_Exercise objective_
All lines with the word "value" in the material below are required.

━━━ Supplied data

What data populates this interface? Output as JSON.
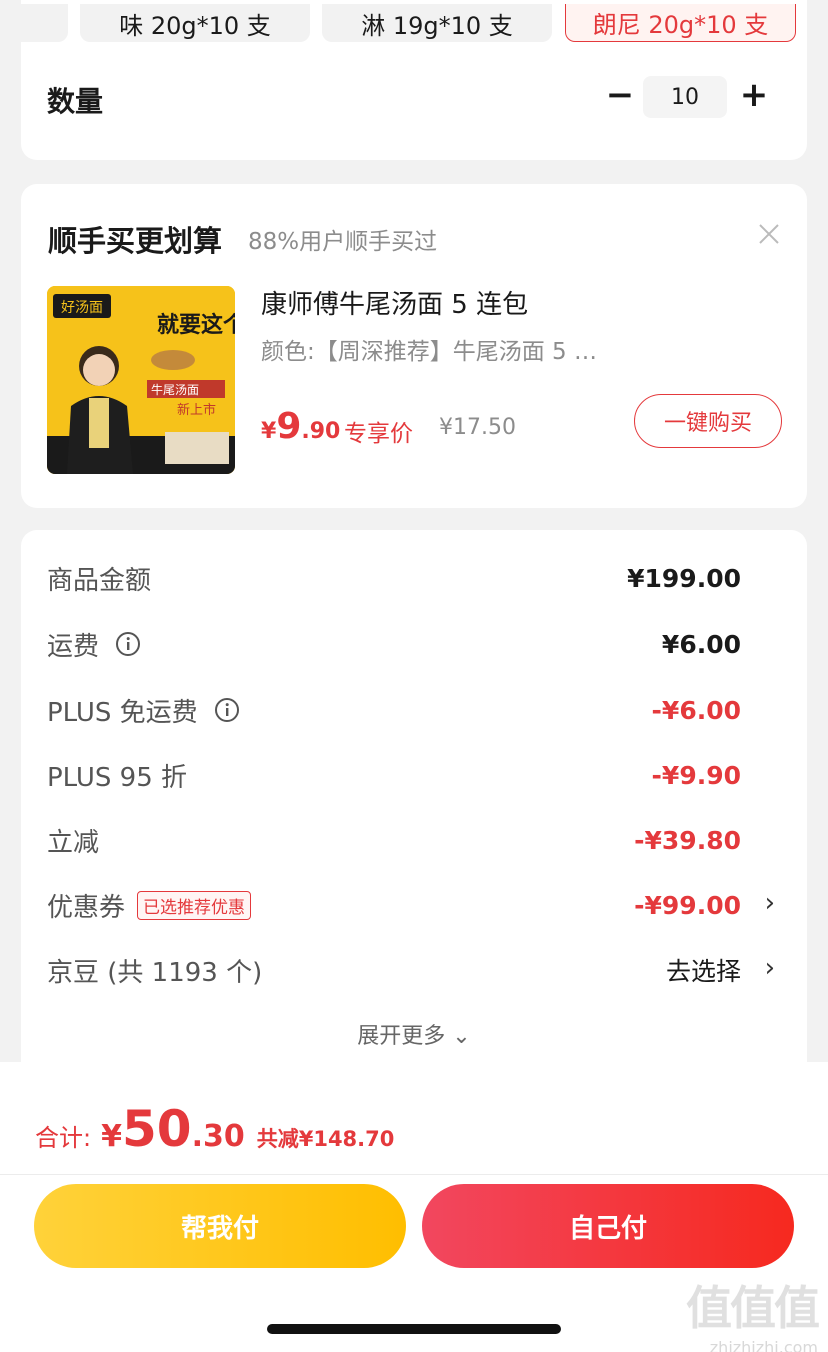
{
  "variants": [
    {
      "label": "味 20g*10 支",
      "selected": false
    },
    {
      "label": "淋 19g*10 支",
      "selected": false
    },
    {
      "label": "朗尼 20g*10 支",
      "selected": true
    }
  ],
  "quantity": {
    "label": "数量",
    "minus": "−",
    "value": "10",
    "plus": "+"
  },
  "addon": {
    "title": "顺手买更划算",
    "subtitle": "88%用户顺手买过",
    "close_icon": "close-icon",
    "product": {
      "name": "康师傅牛尾汤面 5 连包",
      "variant": "颜色:【周深推荐】牛尾汤面 5 …",
      "price_yen": "¥",
      "price_int": "9",
      "price_dec": ".90",
      "price_tag": "专享价",
      "original_price": "¥17.50",
      "buy_label": "一键购买",
      "thumb_text": {
        "brand": "好汤面",
        "slogan": "就要这个汤",
        "pack": "牛尾汤面",
        "new": "新上市"
      }
    }
  },
  "summary": {
    "rows": [
      {
        "label": "商品金额",
        "value": "¥199.00",
        "red": false,
        "info": false
      },
      {
        "label": "运费",
        "value": "¥6.00",
        "red": false,
        "info": true
      },
      {
        "label": "PLUS 免运费",
        "value": "-¥6.00",
        "red": true,
        "info": true
      },
      {
        "label": "PLUS 95 折",
        "value": "-¥9.90",
        "red": true,
        "info": false
      },
      {
        "label": "立减",
        "value": "-¥39.80",
        "red": true,
        "info": false
      },
      {
        "label": "优惠券",
        "value": "-¥99.00",
        "red": true,
        "badge": "已选推荐优惠"
      },
      {
        "label": "京豆 (共 1193 个)",
        "value": "去选择",
        "red": false
      }
    ],
    "chevron": "›",
    "expand_label": "展开更多 ⌄"
  },
  "footer": {
    "total_label": "合计:",
    "total_yen": "¥",
    "total_int": "50",
    "total_dec": ".30",
    "saved": "共减¥148.70",
    "help_pay": "帮我付",
    "self_pay": "自己付"
  },
  "watermark": {
    "logo": "值值值",
    "site": "zhizhizhi.com"
  },
  "colors": {
    "accent": "#e4393c",
    "yellow": "#ffc51a",
    "red_btn": "#f6291f"
  }
}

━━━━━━

_Response to this exercise_
    "value": "10",
        "value": "¥199.00",
        "value": "¥6.00",
        "value": "-¥6.00",
        "value": "-¥9.90",
        "value": "-¥39.80",
        "value": "-¥99.00",
        "value": "去选择",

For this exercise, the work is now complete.